West Virginia DHHR replaces COVID-19 dashboard with pan respiratory dashboard
The Department of Health and Human Resources has updated the COVID-19 dashboard to be a pan respiratory dashboard. (dhhr.wv.gov/COVID-19 | Screenshot)
The state health department has replaced its weekly COVID-19 dashboard with one that tracks all three respiratory diseases that typically have increased activity during the colder months — COVID-19, influenza and respiratory syncytial virus, or RSV.
The COVID-19 dashboard ended Oct. 11 as a part of the West Virginia Department of Health and Human Resources’ transition from the emergency phase of COVID-19 response to sustainable public health practice, a note on the website reads.
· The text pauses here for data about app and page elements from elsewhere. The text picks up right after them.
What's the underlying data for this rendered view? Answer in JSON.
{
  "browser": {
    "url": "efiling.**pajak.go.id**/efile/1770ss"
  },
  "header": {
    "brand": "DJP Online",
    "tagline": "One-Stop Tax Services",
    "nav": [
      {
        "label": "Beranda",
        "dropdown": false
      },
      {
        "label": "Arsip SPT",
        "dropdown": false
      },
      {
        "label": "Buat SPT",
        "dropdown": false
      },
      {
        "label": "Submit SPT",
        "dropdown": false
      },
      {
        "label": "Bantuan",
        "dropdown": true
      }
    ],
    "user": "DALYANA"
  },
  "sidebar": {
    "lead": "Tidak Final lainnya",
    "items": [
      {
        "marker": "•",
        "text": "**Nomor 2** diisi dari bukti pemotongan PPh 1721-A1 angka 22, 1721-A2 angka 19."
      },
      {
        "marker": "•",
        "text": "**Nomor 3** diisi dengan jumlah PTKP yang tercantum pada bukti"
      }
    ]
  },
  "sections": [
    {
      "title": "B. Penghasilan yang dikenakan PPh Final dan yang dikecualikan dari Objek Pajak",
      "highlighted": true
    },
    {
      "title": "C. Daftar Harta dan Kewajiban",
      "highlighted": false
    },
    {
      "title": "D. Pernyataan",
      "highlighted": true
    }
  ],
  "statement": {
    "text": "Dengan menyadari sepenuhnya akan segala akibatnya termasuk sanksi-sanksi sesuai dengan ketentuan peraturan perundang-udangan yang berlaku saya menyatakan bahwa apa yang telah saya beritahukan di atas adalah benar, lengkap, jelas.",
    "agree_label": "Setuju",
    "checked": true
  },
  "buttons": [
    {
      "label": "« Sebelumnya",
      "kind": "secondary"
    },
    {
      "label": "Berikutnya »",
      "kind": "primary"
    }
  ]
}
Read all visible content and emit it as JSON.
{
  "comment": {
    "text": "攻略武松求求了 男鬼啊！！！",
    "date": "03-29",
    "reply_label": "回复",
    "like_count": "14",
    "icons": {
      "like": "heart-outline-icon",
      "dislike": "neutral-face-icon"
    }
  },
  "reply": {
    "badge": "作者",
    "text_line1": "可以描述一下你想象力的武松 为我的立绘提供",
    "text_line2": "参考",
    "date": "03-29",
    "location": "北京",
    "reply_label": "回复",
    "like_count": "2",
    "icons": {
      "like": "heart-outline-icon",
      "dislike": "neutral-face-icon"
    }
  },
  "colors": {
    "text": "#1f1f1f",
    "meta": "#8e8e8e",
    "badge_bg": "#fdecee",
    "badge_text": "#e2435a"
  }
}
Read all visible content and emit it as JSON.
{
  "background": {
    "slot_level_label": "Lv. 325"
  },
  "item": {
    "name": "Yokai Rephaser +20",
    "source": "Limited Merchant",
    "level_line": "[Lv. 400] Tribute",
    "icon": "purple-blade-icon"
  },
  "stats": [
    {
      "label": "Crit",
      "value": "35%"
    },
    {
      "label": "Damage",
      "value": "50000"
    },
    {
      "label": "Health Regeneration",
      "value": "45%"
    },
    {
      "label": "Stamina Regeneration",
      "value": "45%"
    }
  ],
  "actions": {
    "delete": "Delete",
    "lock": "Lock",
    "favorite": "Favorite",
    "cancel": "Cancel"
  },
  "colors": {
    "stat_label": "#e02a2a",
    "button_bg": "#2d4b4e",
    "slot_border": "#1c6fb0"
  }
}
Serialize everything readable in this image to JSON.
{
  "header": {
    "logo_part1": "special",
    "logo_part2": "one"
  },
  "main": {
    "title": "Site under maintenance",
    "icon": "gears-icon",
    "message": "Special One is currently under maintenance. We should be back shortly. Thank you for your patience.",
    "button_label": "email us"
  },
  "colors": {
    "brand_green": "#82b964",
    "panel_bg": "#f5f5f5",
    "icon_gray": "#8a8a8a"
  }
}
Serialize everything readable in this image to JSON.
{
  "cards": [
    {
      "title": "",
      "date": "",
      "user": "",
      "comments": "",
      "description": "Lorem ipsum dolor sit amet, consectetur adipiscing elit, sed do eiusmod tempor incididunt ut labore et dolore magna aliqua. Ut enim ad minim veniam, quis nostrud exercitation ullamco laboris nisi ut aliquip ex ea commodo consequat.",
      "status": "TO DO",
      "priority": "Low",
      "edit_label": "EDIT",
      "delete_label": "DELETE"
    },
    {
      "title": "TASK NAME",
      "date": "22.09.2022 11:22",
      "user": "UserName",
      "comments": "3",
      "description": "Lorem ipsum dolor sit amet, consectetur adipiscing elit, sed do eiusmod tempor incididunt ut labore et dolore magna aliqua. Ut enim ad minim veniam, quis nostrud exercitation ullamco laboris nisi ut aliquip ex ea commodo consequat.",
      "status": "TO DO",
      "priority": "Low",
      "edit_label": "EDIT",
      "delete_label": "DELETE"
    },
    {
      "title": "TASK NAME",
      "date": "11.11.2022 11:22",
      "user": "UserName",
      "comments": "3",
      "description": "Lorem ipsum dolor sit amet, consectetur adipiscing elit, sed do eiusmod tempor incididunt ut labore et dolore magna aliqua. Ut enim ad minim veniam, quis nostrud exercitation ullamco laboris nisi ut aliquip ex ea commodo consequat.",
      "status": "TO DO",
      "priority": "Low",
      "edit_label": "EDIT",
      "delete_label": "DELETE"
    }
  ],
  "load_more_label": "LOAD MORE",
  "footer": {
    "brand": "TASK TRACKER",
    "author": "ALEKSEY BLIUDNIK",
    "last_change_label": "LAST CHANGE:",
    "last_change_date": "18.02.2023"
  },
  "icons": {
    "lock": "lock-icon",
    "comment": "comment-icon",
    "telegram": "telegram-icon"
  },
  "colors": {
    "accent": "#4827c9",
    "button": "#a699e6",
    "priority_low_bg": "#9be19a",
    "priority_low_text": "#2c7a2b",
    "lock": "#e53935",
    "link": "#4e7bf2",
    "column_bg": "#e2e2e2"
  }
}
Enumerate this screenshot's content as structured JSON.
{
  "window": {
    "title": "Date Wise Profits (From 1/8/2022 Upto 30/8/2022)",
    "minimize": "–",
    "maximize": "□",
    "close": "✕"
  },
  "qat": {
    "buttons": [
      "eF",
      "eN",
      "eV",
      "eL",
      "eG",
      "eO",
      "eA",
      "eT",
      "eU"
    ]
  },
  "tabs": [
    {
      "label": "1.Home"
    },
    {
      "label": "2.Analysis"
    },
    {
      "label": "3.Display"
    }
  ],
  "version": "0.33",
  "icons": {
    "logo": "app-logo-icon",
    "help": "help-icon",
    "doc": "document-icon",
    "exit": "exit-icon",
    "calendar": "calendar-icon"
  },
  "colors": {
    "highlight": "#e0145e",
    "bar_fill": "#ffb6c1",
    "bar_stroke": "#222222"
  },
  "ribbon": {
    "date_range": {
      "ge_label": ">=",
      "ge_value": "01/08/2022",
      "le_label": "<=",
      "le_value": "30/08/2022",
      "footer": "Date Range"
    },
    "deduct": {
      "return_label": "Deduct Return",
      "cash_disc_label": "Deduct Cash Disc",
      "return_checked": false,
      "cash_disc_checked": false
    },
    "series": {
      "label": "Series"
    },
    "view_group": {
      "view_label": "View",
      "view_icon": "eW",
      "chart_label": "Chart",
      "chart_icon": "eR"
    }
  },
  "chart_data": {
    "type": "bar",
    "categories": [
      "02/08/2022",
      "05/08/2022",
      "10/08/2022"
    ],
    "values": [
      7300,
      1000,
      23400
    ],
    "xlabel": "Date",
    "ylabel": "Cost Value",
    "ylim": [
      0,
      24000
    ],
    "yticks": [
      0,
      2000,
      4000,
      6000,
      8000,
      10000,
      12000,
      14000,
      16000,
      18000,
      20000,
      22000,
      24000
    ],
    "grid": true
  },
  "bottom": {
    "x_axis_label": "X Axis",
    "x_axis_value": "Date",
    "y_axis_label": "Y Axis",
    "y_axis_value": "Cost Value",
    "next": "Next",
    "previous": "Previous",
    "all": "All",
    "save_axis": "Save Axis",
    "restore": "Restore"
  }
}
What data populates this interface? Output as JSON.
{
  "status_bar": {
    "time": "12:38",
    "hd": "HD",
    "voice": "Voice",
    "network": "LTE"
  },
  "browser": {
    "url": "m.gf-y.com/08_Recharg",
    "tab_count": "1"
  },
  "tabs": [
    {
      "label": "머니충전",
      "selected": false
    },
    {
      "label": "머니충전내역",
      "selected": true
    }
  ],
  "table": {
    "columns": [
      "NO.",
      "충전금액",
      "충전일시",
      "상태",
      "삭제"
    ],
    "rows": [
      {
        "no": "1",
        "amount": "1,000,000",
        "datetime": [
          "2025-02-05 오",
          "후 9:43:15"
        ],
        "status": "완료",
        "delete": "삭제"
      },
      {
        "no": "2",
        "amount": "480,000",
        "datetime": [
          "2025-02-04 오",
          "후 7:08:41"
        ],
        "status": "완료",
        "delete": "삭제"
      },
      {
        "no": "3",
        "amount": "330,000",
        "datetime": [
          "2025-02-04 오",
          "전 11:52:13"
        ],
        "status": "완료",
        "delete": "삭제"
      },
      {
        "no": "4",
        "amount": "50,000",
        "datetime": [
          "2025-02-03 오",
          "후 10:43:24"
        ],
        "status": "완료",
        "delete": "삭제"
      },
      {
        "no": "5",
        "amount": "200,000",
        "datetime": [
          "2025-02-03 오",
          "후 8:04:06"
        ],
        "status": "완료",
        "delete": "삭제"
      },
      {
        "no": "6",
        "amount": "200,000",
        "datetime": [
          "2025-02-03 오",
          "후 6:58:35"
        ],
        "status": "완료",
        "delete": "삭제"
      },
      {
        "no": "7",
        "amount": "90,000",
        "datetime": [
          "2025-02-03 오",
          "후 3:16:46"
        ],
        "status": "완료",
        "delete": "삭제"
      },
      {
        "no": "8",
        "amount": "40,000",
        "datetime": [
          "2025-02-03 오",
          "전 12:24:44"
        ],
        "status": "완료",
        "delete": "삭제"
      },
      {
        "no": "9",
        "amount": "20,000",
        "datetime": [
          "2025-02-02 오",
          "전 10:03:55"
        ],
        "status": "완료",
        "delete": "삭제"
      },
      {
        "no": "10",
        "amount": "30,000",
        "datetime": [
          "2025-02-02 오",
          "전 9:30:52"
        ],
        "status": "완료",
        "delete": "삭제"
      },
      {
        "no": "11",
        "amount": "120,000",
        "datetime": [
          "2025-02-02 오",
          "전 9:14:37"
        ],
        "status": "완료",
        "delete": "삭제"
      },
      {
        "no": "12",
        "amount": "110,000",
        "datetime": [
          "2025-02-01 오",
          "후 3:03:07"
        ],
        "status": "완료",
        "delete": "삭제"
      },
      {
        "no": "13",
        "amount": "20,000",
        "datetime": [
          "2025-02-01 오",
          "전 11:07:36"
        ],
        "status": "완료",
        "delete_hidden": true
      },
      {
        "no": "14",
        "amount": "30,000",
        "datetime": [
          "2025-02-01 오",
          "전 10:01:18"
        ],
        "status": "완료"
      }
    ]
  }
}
“The dashboard will include regular updates to the respiratory illness season and will focus on data that gives us the most accurate picture of the three major respiratory viruses that cause severe respiratory illness including COVID-19, Respiratory Syncytial Virus (RSV), and Influenza (flu),” the note said.
The respiratory illness season runs from October through May, state Epidemiologist Shannon McBee said.
“Typically the primary virus that causes the most severe morbidity and mortality is influenza, but RSV is also something that we track on a routine basis that is also severe,” she said. “And now COVID.”
The federal government has shifted its focus to all three viruses, McBee said.
“[And it’s] something that we’ve been tracking here at the state for several years,” she said. “We’ve always had a huge public health interest in RSV and flu.”
According to the dashboard and McBee, flu activity in the state has been low so far this year.
“We are seeing some sporadic [flu] activity in terms of outbreaks in long-term care facilities, which is pretty common that account for the majority of the outbreaks that we see here in West Virginia’s long-term care facilities,” she said. “But really, influenza activity as a whole statewide is relatively low.”
This year’s “moderately severe” flu season in the Southern Hemisphere, which runs from May to October, could be an indication of how severe the flu season will be in the United States, McBee said.
“But the good thing that I always say about influenza is that the only thing that you can predict is that it’s totally unpredictable,” McBee said.
The state saw a spike in COVID-19 cases and hospitalizations when school went back into session in late summer, McBee said, but the activity has died off since then.
Much of the state’s population has some level of immunity to COVID after being infected one or more times, or from being vaccinated, she said.
“The more individuals that have antibodies to the virus, the less severe that we’ll see future waves in terms of COVID-19,” she said. “And also, I think, you see a lot less testing going on. So people have kind of gotten accustomed to being exposed to COVID-19, and they know the steps to take to keep themselves safe and their family safe and healthy as well.”
Health officials do expect to see another COVID-19 spike at some point, but the timing depends on several factors, she said.
According to the dashboard, flu symptoms accounted for 2.48% of emergency room visits in the state this week, and COVID symptoms accounted for 3.19% as of Friday, Oct. 20.
RSV accounted for .10% of the state’s emergency room visits as of Oct. 14, the dashboard says.
“We are seeing a little bit of RSV activity, not much compared to what we saw last year and that’s what we would expect following a severe RSV season like we saw last year,” McBee said. “But it is RSV season right now, so it is common that we would see an increase in some cases, primarily among young children and the elderly.”
New this year, RSV vaccines are available to protect people over 60 and young children from getting seriously ill from the virus.
“That is a phenomenal therapeutic that’s available because we know that our long-term care settings have a heavy burden associated with RSV,” McBee said.
The Centers for Disease Control recommends everyone age 6 months and older get a updated COVID-19 shot this fall, as well as a flu vaccine. Health officials recommend getting a flu vaccine before Halloween, but if not, people can get them as long as the flu is circulating in their community, McBee said.
“Looking forward to the fall, it’s important that everyone receives their updated COVID shot as well as their flu vaccine. And if they’re eligible, one of the RSV vaccines,” McBee said.
GET THE MORNING HEADLINES DELIVERED TO YOUR INBOX
Our stories may be republished online or in print under Creative Commons license CC BY-NC-ND 4.0. We ask that you edit only for style or to shorten, provide proper attribution and link to our web site. Please see our republishing guidelines for use of photos and graphics.